Supplied data »

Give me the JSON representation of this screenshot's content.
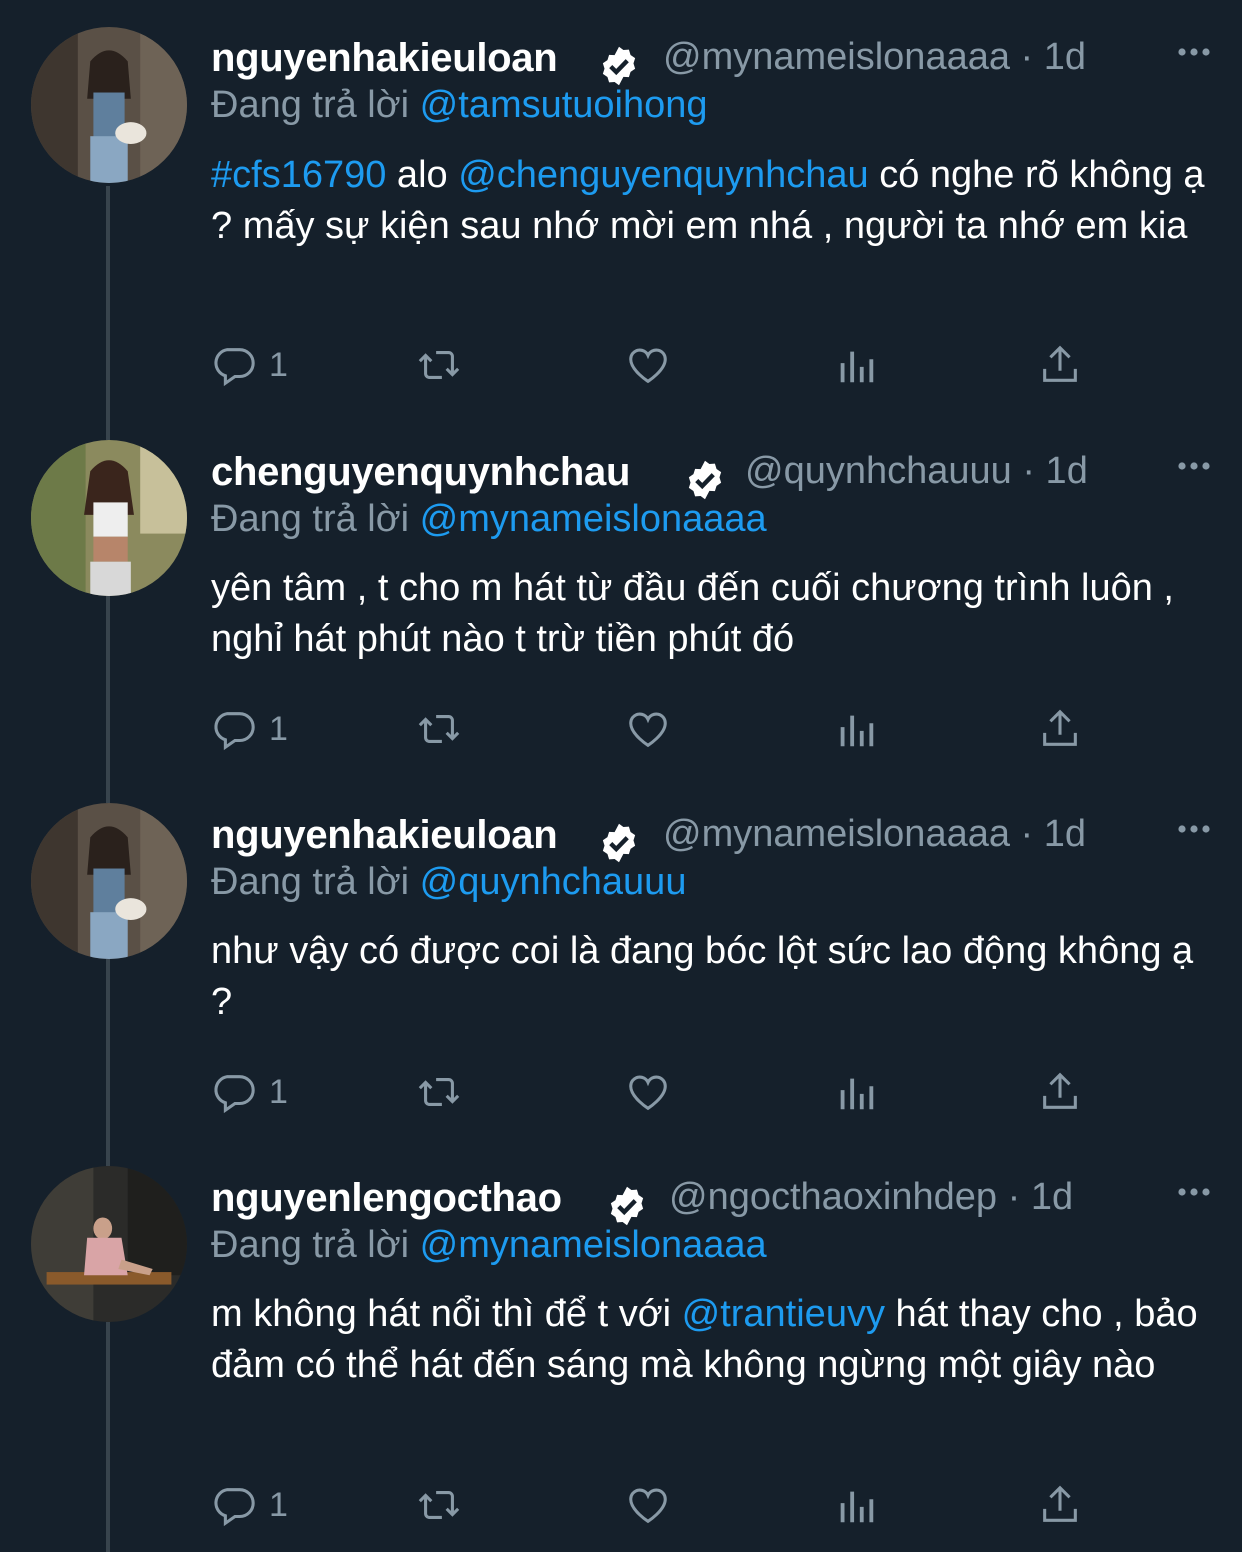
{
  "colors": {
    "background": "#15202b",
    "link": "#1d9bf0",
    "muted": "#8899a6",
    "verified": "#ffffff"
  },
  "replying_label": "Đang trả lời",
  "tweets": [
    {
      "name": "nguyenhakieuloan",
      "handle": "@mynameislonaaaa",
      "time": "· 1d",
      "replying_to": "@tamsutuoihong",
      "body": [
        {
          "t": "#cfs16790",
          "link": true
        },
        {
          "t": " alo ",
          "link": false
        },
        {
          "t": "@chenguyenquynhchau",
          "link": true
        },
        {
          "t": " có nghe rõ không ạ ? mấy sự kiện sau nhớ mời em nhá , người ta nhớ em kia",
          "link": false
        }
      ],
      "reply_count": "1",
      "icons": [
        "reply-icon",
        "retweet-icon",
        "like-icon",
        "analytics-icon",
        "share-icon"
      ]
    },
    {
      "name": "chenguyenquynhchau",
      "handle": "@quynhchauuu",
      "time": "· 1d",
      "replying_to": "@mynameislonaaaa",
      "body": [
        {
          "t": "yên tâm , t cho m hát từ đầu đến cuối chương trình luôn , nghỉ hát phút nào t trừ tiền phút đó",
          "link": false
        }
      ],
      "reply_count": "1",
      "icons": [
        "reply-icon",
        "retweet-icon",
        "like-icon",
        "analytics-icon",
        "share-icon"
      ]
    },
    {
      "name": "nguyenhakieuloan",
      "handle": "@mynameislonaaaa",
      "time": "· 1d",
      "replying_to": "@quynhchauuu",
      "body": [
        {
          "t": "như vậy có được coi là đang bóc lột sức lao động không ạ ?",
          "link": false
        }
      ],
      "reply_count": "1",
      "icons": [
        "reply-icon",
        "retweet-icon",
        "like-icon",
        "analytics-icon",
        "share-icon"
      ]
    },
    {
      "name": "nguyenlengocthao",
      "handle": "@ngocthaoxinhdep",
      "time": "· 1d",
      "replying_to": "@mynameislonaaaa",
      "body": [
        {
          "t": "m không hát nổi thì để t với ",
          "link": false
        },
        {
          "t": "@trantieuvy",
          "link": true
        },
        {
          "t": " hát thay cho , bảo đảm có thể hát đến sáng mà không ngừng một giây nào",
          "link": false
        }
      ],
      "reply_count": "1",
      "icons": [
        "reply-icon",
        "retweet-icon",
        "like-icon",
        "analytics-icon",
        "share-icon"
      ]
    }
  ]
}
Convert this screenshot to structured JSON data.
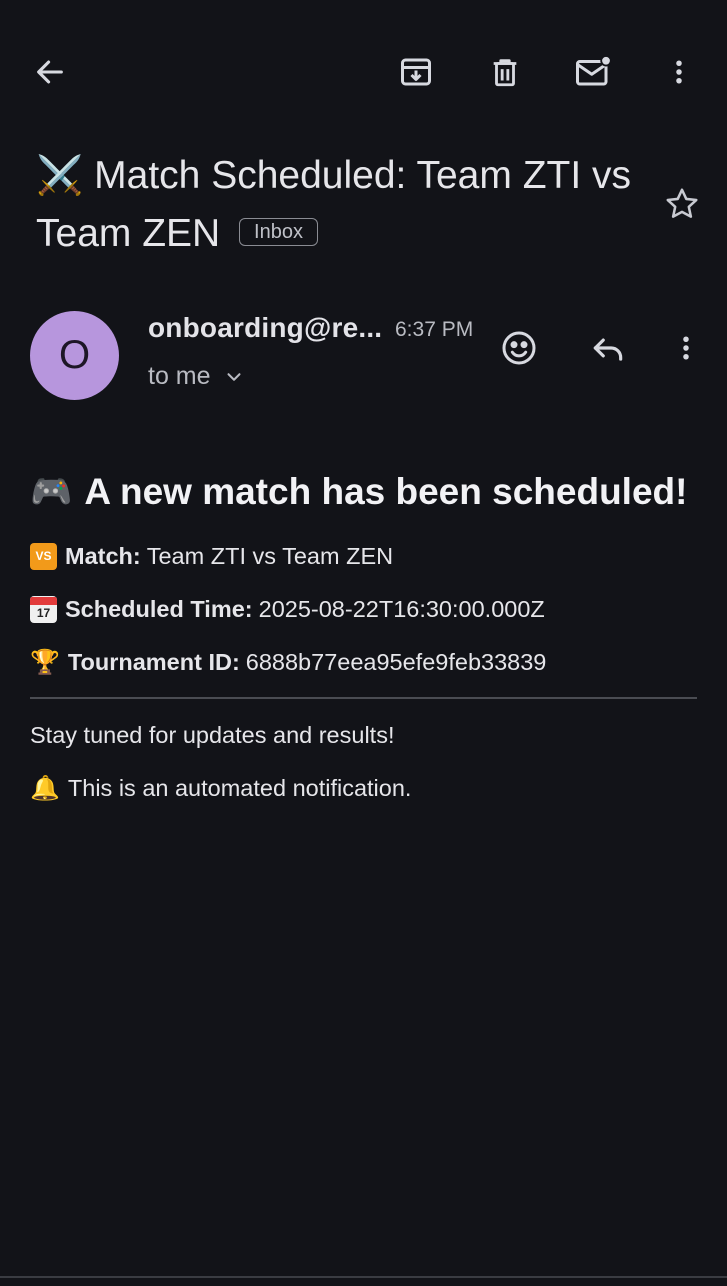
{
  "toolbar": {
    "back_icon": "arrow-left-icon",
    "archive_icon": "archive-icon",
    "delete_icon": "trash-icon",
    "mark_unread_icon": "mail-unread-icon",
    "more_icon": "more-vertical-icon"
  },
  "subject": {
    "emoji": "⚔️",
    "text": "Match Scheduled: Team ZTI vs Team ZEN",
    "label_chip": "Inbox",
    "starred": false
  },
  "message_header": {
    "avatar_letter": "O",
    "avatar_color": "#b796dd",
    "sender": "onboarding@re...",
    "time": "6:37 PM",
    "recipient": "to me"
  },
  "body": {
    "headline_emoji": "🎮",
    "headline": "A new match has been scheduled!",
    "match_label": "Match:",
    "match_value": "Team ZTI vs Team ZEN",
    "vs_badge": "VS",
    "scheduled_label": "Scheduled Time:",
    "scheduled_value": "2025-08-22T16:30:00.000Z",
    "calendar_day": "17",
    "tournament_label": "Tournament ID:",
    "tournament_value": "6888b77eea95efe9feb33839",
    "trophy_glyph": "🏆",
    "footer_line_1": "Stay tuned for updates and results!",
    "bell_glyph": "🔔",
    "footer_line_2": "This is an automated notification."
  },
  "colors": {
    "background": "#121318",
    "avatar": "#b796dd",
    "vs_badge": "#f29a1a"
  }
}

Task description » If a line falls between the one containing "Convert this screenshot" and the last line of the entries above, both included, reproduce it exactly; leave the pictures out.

Answer to the exercise »
Convert this screenshot to structured JSON data.
{
  "toolbar": {
    "back_icon": "arrow-left-icon",
    "archive_icon": "archive-icon",
    "delete_icon": "trash-icon",
    "mark_unread_icon": "mail-unread-icon",
    "more_icon": "more-vertical-icon"
  },
  "subject": {
    "emoji": "⚔️",
    "text": "Match Scheduled: Team ZTI vs Team ZEN",
    "label_chip": "Inbox",
    "starred": false
  },
  "message_header": {
    "avatar_letter": "O",
    "avatar_color": "#b796dd",
    "sender": "onboarding@re...",
    "time": "6:37 PM",
    "recipient": "to me"
  },
  "body": {
    "headline_emoji": "🎮",
    "headline": "A new match has been scheduled!",
    "match_label": "Match:",
    "match_value": "Team ZTI vs Team ZEN",
    "vs_badge": "VS",
    "scheduled_label": "Scheduled Time:",
    "scheduled_value": "2025-08-22T16:30:00.000Z",
    "calendar_day": "17",
    "tournament_label": "Tournament ID:",
    "tournament_value": "6888b77eea95efe9feb33839",
    "trophy_glyph": "🏆",
    "footer_line_1": "Stay tuned for updates and results!",
    "bell_glyph": "🔔",
    "footer_line_2": "This is an automated notification."
  },
  "colors": {
    "background": "#121318",
    "avatar": "#b796dd",
    "vs_badge": "#f29a1a"
  }
}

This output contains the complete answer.